Many wiccans – especially Irish wiccans – will tell you point blank that there is no such thing as “Traditional” Irish witchcraft. Or they will tell you that Wicca is traditional. Or they might say that they are not wiccan, but will proceed to talk about Covens and invoking the goddess Mainly though they will be at pains to dismiss any notion of an indigenous Irish Tradition of Witchcraft – in particular a living tradition.
This is simply because most of them have gleaned their “witchcraft” – and I use the term very loosely – from the pages of wiccan self help books. If they realise that they have replaced their own heritage with this dross they might have to do something about it. It threatens the general belief that “anyone can be a witch” but it really becomes an untenable proposition for these people when they realise that it also threatens their “Unsubstantiated Personal Gnosis” ie the fact that they attribute all kinds of imported and eclectic rubbish to Irish Pagan Gods under the Banner “It’s my interpretation” (Personal Gnosis is a posh way of saying I made it up)
But greatly as they dislike it and deride it and decry it Irish traditional Witcchraft does exist. It always has.
Points to remember about ITW
Irish Witchcraft traditions are not religious. Witchcraft is an occult art not a religion. People who think witchcraft is a religion are called “wiccans” or in some cases “satanists”. Witches can be any religion they want. It’s an art.
Sorry to labour the point but…well, it really can’t be stated enough. Witchcraft predates Wicca by just about the entire history of man’s existance. Every culture, society and tribe has had its magicians, witches, and sorcerors. Gardeners mixture of Medieval ceremonial magic, freemasonry and bad folklore/history is not witchcraft, is merely a footnote in the history of magic and witchcraft. No, witches weren’t really pagans, nor is it a mystery religion or an ancient cult of womanhood. Get a grip.
Irish witchcraft Traditions have their roots in the Filí and Druidic heritage, but also in generations of actual folk practice. Understanding and exploring the more esoteric and intellectual heritage is a must, if you want to practice a culturally rooted tradition. But it’s not the be-all-and-end-all by any means. It’s merely an interesting intellectual interest if you don’t have the ability to actually practice witchcraft.
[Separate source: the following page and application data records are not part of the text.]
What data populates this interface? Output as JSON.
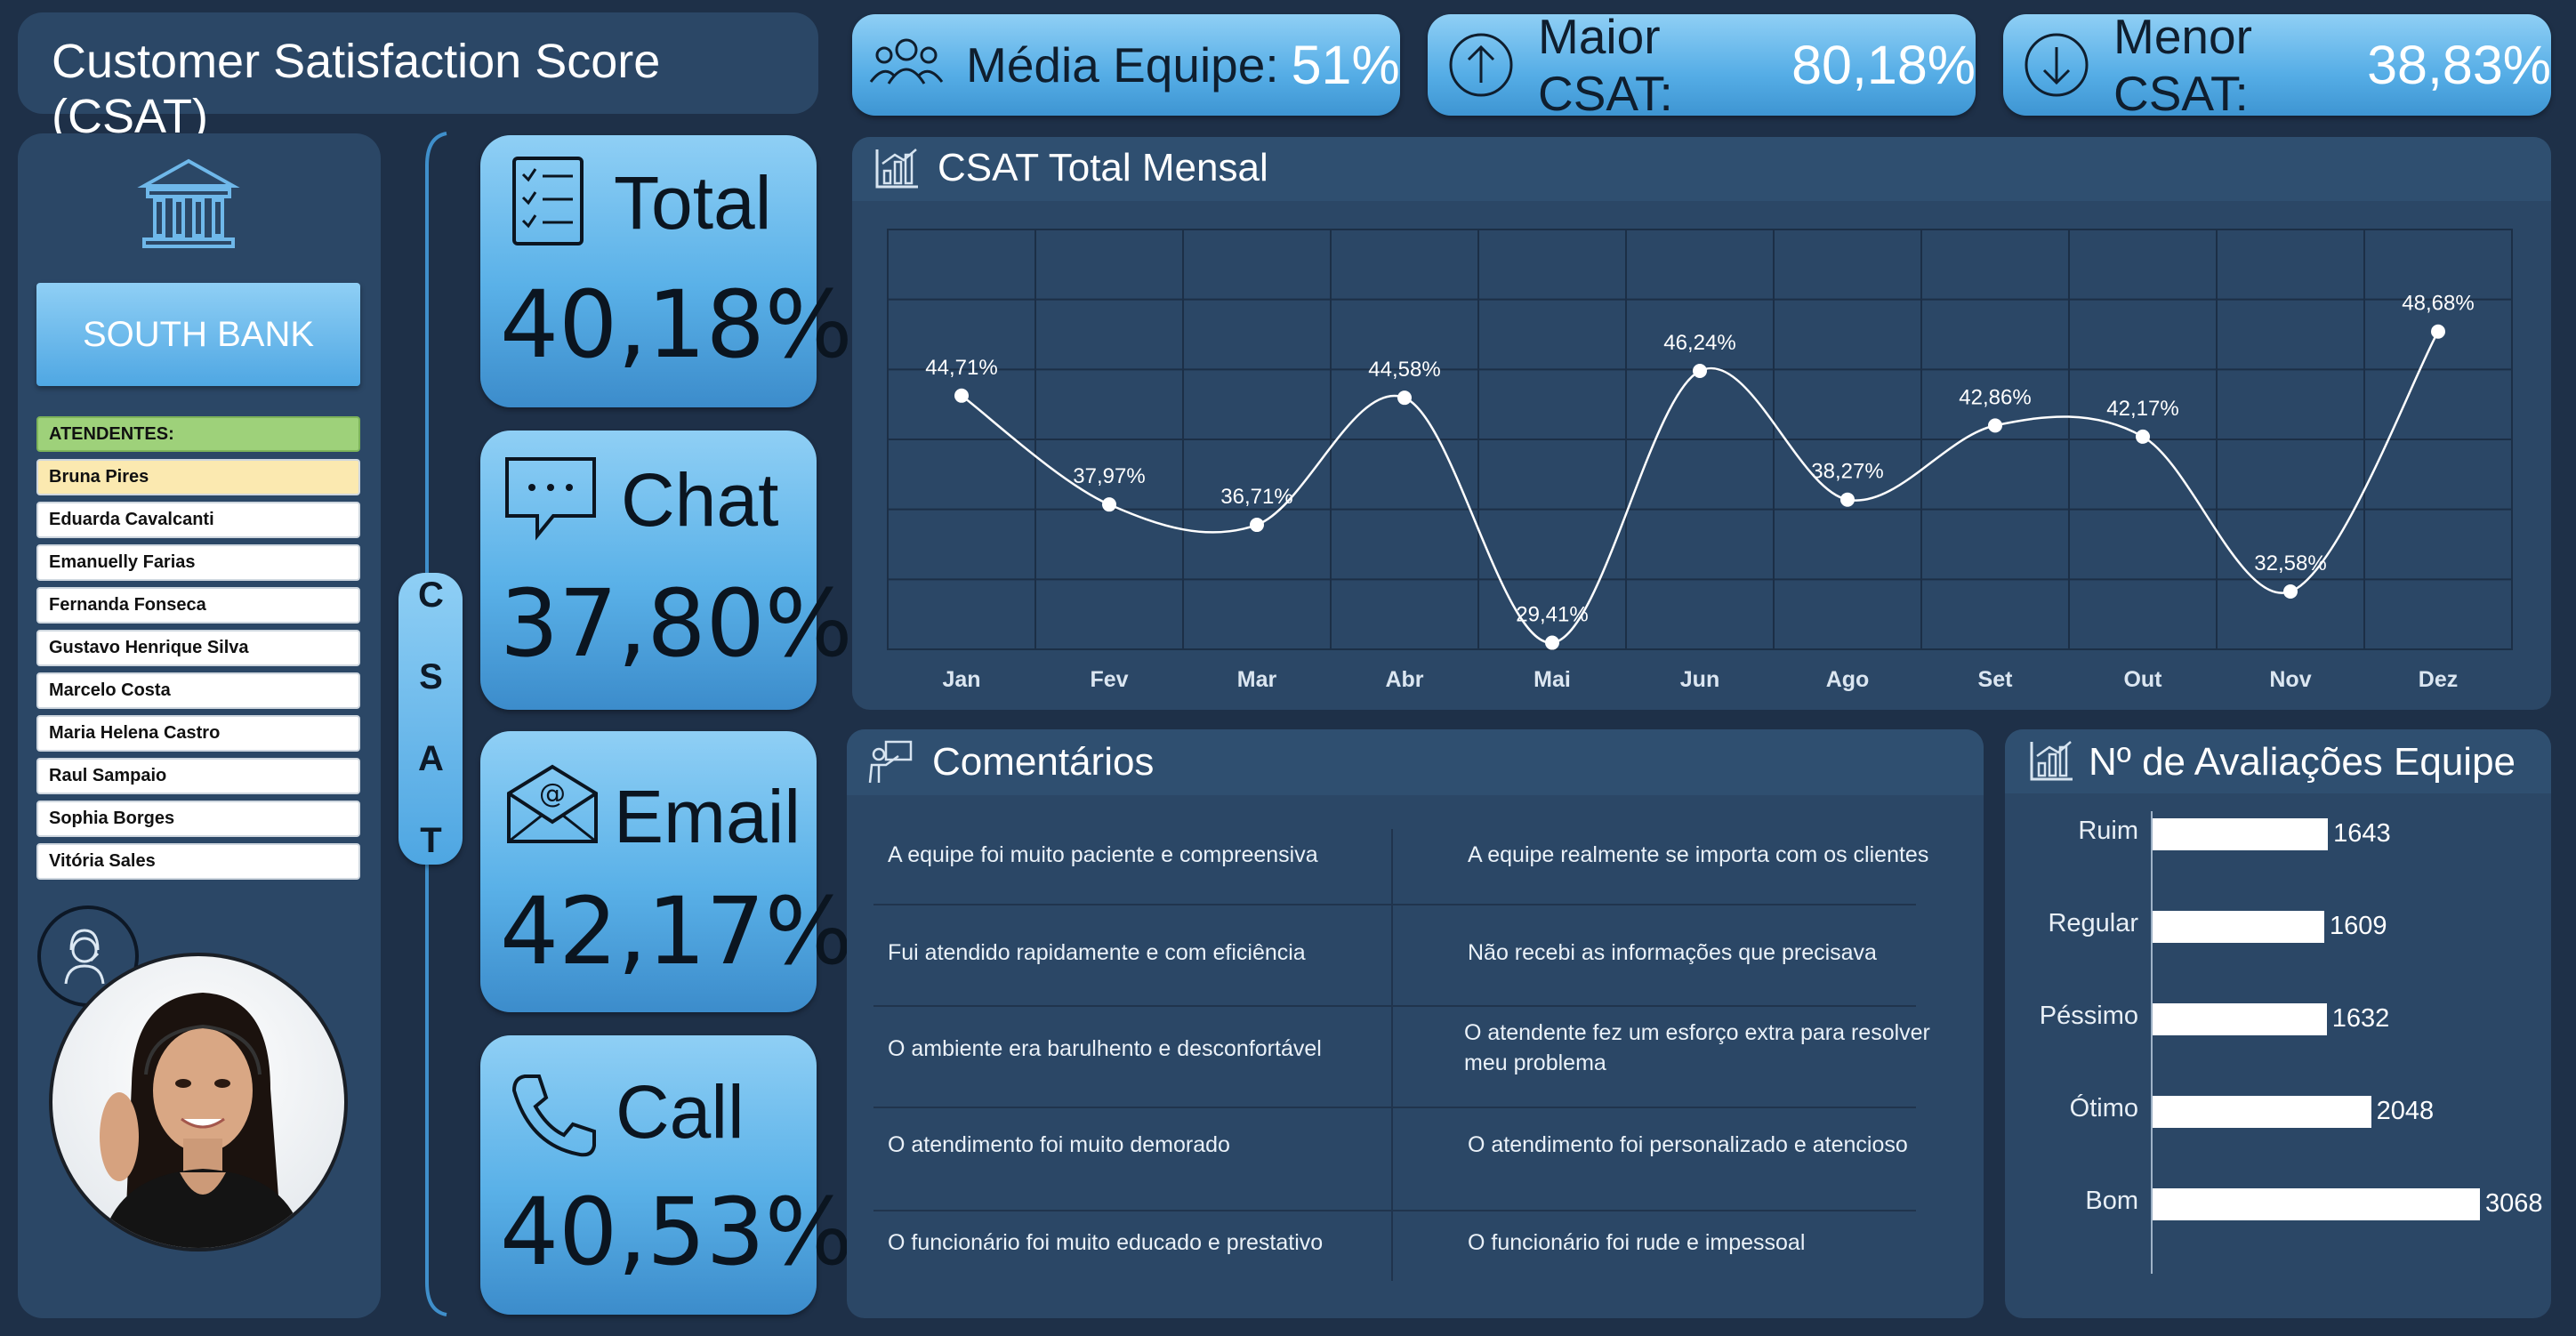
{
  "header": {
    "title": "Customer Satisfaction Score (CSAT)"
  },
  "kpis_top": [
    {
      "label": "Média Equipe:",
      "value": "51%",
      "icon": "team-icon"
    },
    {
      "label": "Maior CSAT:",
      "value": "80,18%",
      "icon": "arrow-up-circle-icon"
    },
    {
      "label": "Menor CSAT:",
      "value": "38,83%",
      "icon": "arrow-down-circle-icon"
    }
  ],
  "sidebar": {
    "bank_name": "SOUTH BANK",
    "agents_header": "ATENDENTES:",
    "agents": [
      "Bruna Pires",
      "Eduarda Cavalcanti",
      "Emanuelly Farias",
      "Fernanda Fonseca",
      "Gustavo Henrique Silva",
      "Marcelo Costa",
      "Maria Helena Castro",
      "Raul Sampaio",
      "Sophia Borges",
      "Vitória Sales"
    ],
    "selected_agent_index": 0
  },
  "csat_vertical_label": "C S A T",
  "channels": [
    {
      "label": "Total",
      "value": "40,18%",
      "icon": "checklist-icon"
    },
    {
      "label": "Chat",
      "value": "37,80%",
      "icon": "chat-bubble-icon"
    },
    {
      "label": "Email",
      "value": "42,17%",
      "icon": "envelope-icon"
    },
    {
      "label": "Call",
      "value": "40,53%",
      "icon": "phone-icon"
    }
  ],
  "line_chart_title": "CSAT Total Mensal",
  "comments_title": "Comentários",
  "comments": [
    [
      "A equipe foi muito paciente e compreensiva",
      "A equipe realmente se importa com os clientes"
    ],
    [
      "Fui atendido rapidamente e com eficiência",
      "Não recebi as informações que precisava"
    ],
    [
      "O ambiente era barulhento e desconfortável",
      "O atendente fez um esforço extra para resolver meu problema"
    ],
    [
      "O atendimento foi muito demorado",
      "O atendimento foi personalizado e atencioso"
    ],
    [
      "O funcionário foi muito educado e prestativo",
      "O funcionário foi rude e impessoal"
    ]
  ],
  "bar_chart_title": "Nº de Avaliações Equipe",
  "colors": {
    "background": "#1e3048",
    "panel": "#2b4766",
    "accent_light": "#8fcff5",
    "accent": "#4aa3de",
    "selected_agent": "#fbe9b0",
    "agents_header": "#9ed17a"
  },
  "chart_data": [
    {
      "type": "line",
      "title": "CSAT Total Mensal",
      "categories": [
        "Jan",
        "Fev",
        "Mar",
        "Abr",
        "Mai",
        "Jun",
        "Ago",
        "Set",
        "Out",
        "Nov",
        "Dez"
      ],
      "values": [
        44.71,
        37.97,
        36.71,
        44.58,
        29.41,
        46.24,
        38.27,
        42.86,
        42.17,
        32.58,
        48.68
      ],
      "data_labels": [
        "44,71%",
        "37,97%",
        "36,71%",
        "44,58%",
        "29,41%",
        "46,24%",
        "38,27%",
        "42,86%",
        "42,17%",
        "32,58%",
        "48,68%"
      ],
      "ylim": [
        29,
        55
      ],
      "grid": true,
      "smooth": true
    },
    {
      "type": "bar",
      "orientation": "horizontal",
      "title": "Nº de Avaliações Equipe",
      "categories": [
        "Ruim",
        "Regular",
        "Péssimo",
        "Ótimo",
        "Bom"
      ],
      "values": [
        1643,
        1609,
        1632,
        2048,
        3068
      ],
      "xlim": [
        0,
        3068
      ]
    }
  ]
}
Witches are indeed born – unless you have that latent spark within you, you are not a witch.
Don’t get het up about it! I am never going to be a concert pianist and I can’t act for toffee. Some, many in fact, will never be witches. That doesn’t mean you can’t have magic in your life, or that you can’t be pagan because you aren’t a witch *bangs head off deask* or that you can’t appreciate magic and witchcraft. It just means you will never be a witch. You either have the ability or you don’t.
If you do, you have to practice, train and hone your skill. Otherwise you’ll be a mediocre, hit and miss kind of practitioner.
You don’t have to be Irish by birth to be interested in Irish Traditions. What you must do however is respect Irish heritage, history, and culture. ITW is a culturally rooted tradition. It does not mix well with other traditions or eclectic practices. Divorce it from its roots and it becomes meaningless. It is not up for personal interpretation. It has a history and a context that is real. It is not a form of paganism. It is an occult art, rooted in ancient traditions.
But many people in recent years have come to Irish traditions from abroad, some becuase of family links and others out of nothing more than a feeling of interest in the subject. They have done as much as anyone to reinvigorate and preserve the tradition. Anyone who says that ITW is only for Irish people, or those with irish family links, is an idiot.
There are just some things that need explaining. Being “Irish” means being born in Ireland, being brought up for a substantial amount of time, during the formative period of your youth, in Ireland, or at the very least living for a long period of time in Ireland. Having a great grandaddy from Co Clare does not make you Irish. When you say to an Irish person that you are Irish, we will inevitably ask you what part of Ireland you hail from. When you say “New Jersey” or “Sydney” we think it’s very very strange. HONESTLY.
ITW is a small group of traditionaly minded people. Some from a family background: some interested parties; some just reluctant to see irish Traditions sink under the weight of wicca and new age misconceptions. ITW is a closed group, membership is strictly limited.